Nothing to gain, hollow and alone
And the fault is my own, and the fault is my own
[Repeat Chorus]
I will never know myself until I do this on my own
And I will never feel anything else, until my wounds are healed
I will never be anything till I break away from me
I will break away, I’ll find myself today
[Repeat Chorus]
I wanna heal, I wanna feel like I’m somewhere I belong
I wanna heal, I wanna feel like I’m somewhere I belong
Somewhere I belong

How about you?  Do have a sense of belonging in community?  What communal actions are important for hospitality?

Anabaptist Quietism

The early Anabaptists were enthusiastic and vocal in sharing their faith with any who would listen to them, urging people to repent and become followers of Jesus.  Their testimony, even as they were led to the stake, was so worrying to the authorities that tongue screws were used to silence them.  But the pressure of persecution gradually convinced Anabaptists that keeping quiet about their faith was the only way to survive, and most adopted this stance (some even signed agreements exchanging vows of silence so as to be left in peace).  They became known as “the quiet in the land.”

While quietism was understandable in such contexts, like separatism, it has become embedded in the Anabaptist tradition.  Not speaking openly about one’s faith is now defended by some Anabaptists as a mark of humility, rather than as a hangover from a history of repression.  Their emphasis is on living out their faith, rather than talking about it.  But this approach to bearing witness to Jesus Christ is seriously deficient in a post-Christendom culture that knows little of what Christians believe and lacks the tools to interpret the way we live.

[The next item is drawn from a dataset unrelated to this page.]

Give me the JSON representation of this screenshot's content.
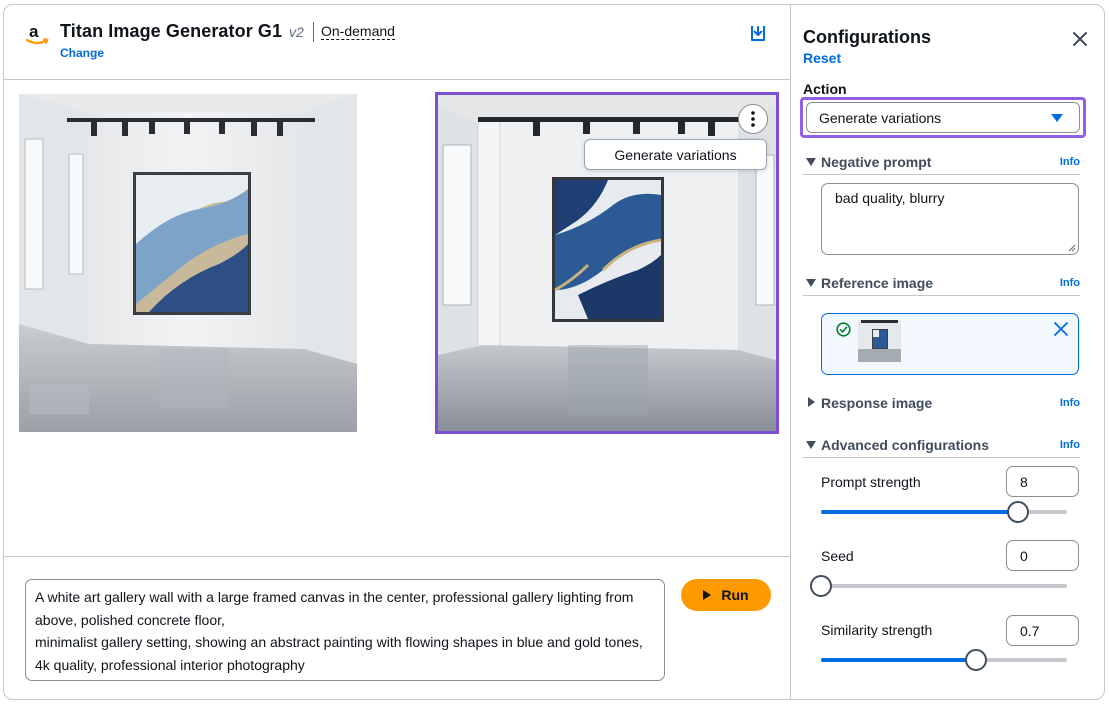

Stuart Murray, “The Naked Anabaptist” Page 165

Vacation time. We are in Winnipeg for 2 weeks.  I am hopeful that this time will be a restful.  Therefore I will be staying away from social media and the blog.  I will however schedule posts on the regular Tuesday and Thursday’s which will be excerpts from books that have been significantly formative for me during this past year.  I hope they will be a blessing to you also.

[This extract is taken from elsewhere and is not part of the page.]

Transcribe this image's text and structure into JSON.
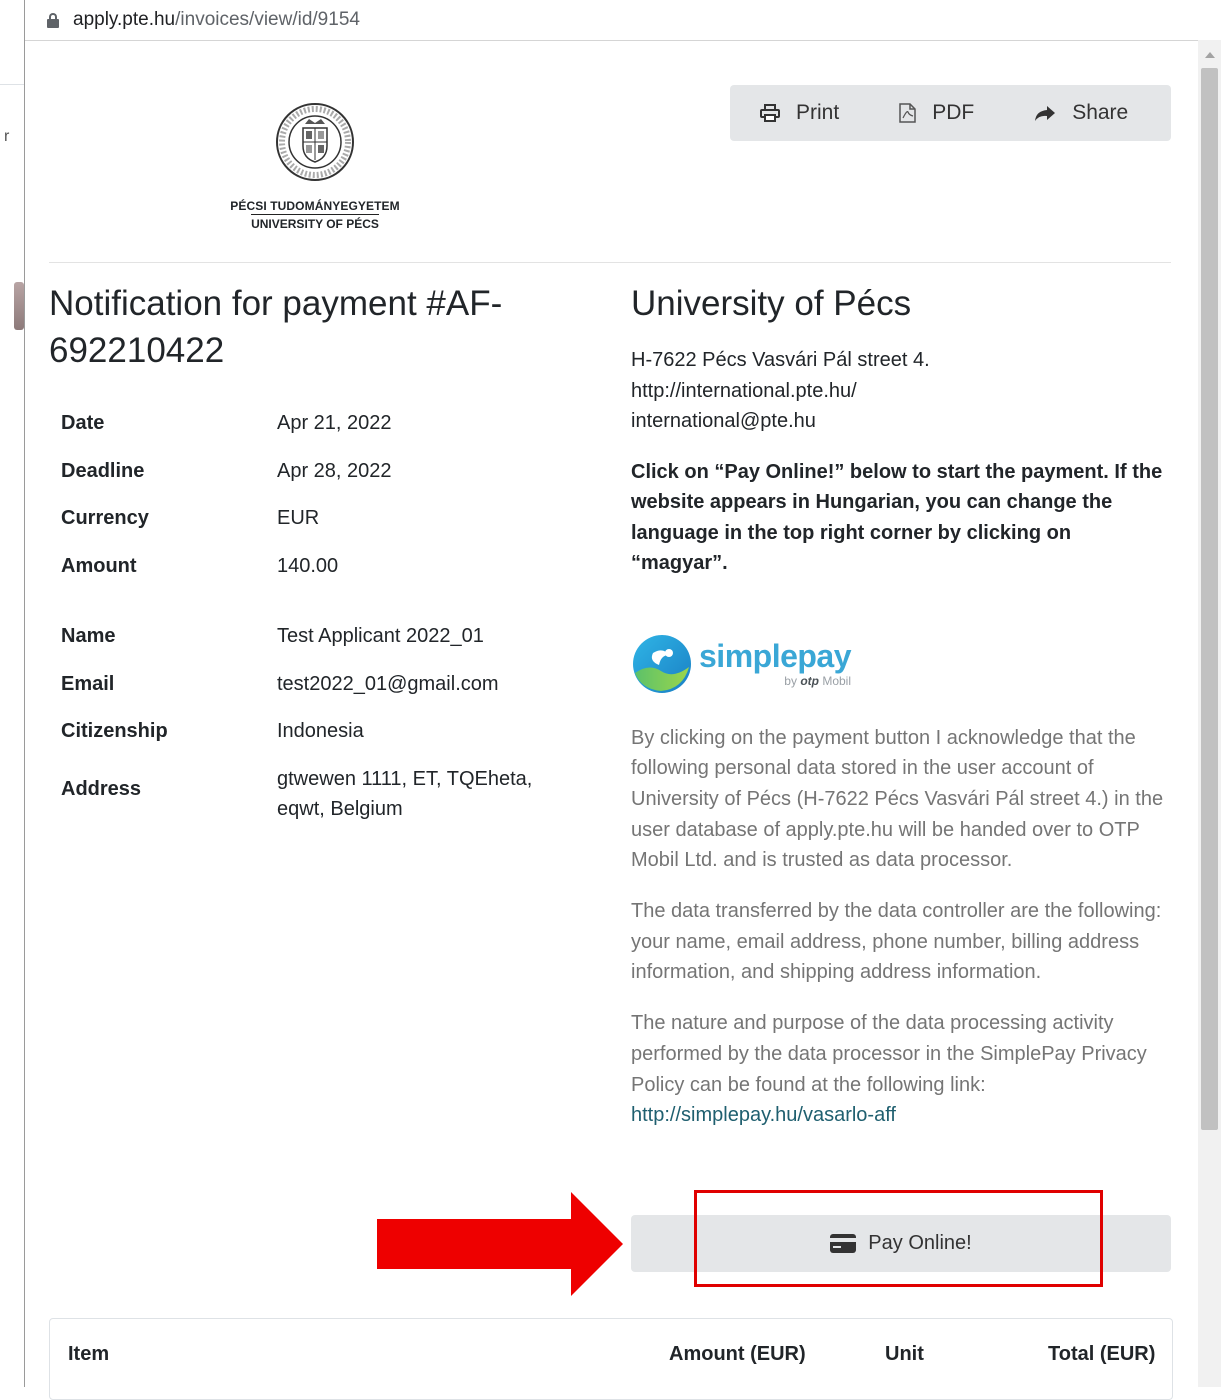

Thanks for reading.  

An Invitation into the Story of God


Another beautiful evening, and another meal under the stars in the courtyard.  As the ekklesia gathers in her home, the woman greets them into the portico with a kiss.  She then kneels to wash their feet in the bowl of the petal-strewn water she has prepared, washing away the dust of the day.  She wipes them dry with the towel wrapped around her waist and sends them in to recline at table.

The merchant makes his way to the woman’s house with a spring in his step.  It has been a particularly good day of trade in the marketplace, and a pleasant meal in good company awaits him.  During the few moments when his stall was quiet today, his thoughts have gone to the remarkable story he heard the night before.  He knows little of the history, culture or religion of Abraham, and always enjoys learning about the people he does business with in the metropolitan centers of trade he visits.  But this group, these ‘Christians,’ are unlike any he has encountered before.  And the Jesus they serve, well, his story is truly remarkable.  And if it is true…

When he arrives at the woman’s house, he warmly greets his host and exchanges a kiss.  But when she kneels at his feet and draws the bowl toward him, he steps back, shocked.  “What are you doing?” he asks.

She smiles upon him.  “Washing the weariness of the day from your feet, and refreshing you before dinner?”

“But that is work for your servants – not their mistress!” he exclaims.

“Permit me if you will, it is our way.”

He steps forward hesitantly, sits down on a stool and removes his sandals.  As she pours water over his feet and gently washes them, he feels deeply uncomfortable.  As she dries them with the towel, he asks, “Why are you doing this?”

“The answer to your question lies in the story I will tell you tonight.  Please – take your place at the table, and I will join you when everyone has arrived.”

The merchant walks into the courtyard, and as he reclines and looks around at those gathered, he finds himself wondering again, Who are these people?  And what compels them to live this way?

Sean Gladding, “The Story of God, the Story of Us: Getting Lost and Found in the Bible” 178 –179.

How do you invite others into the story of God?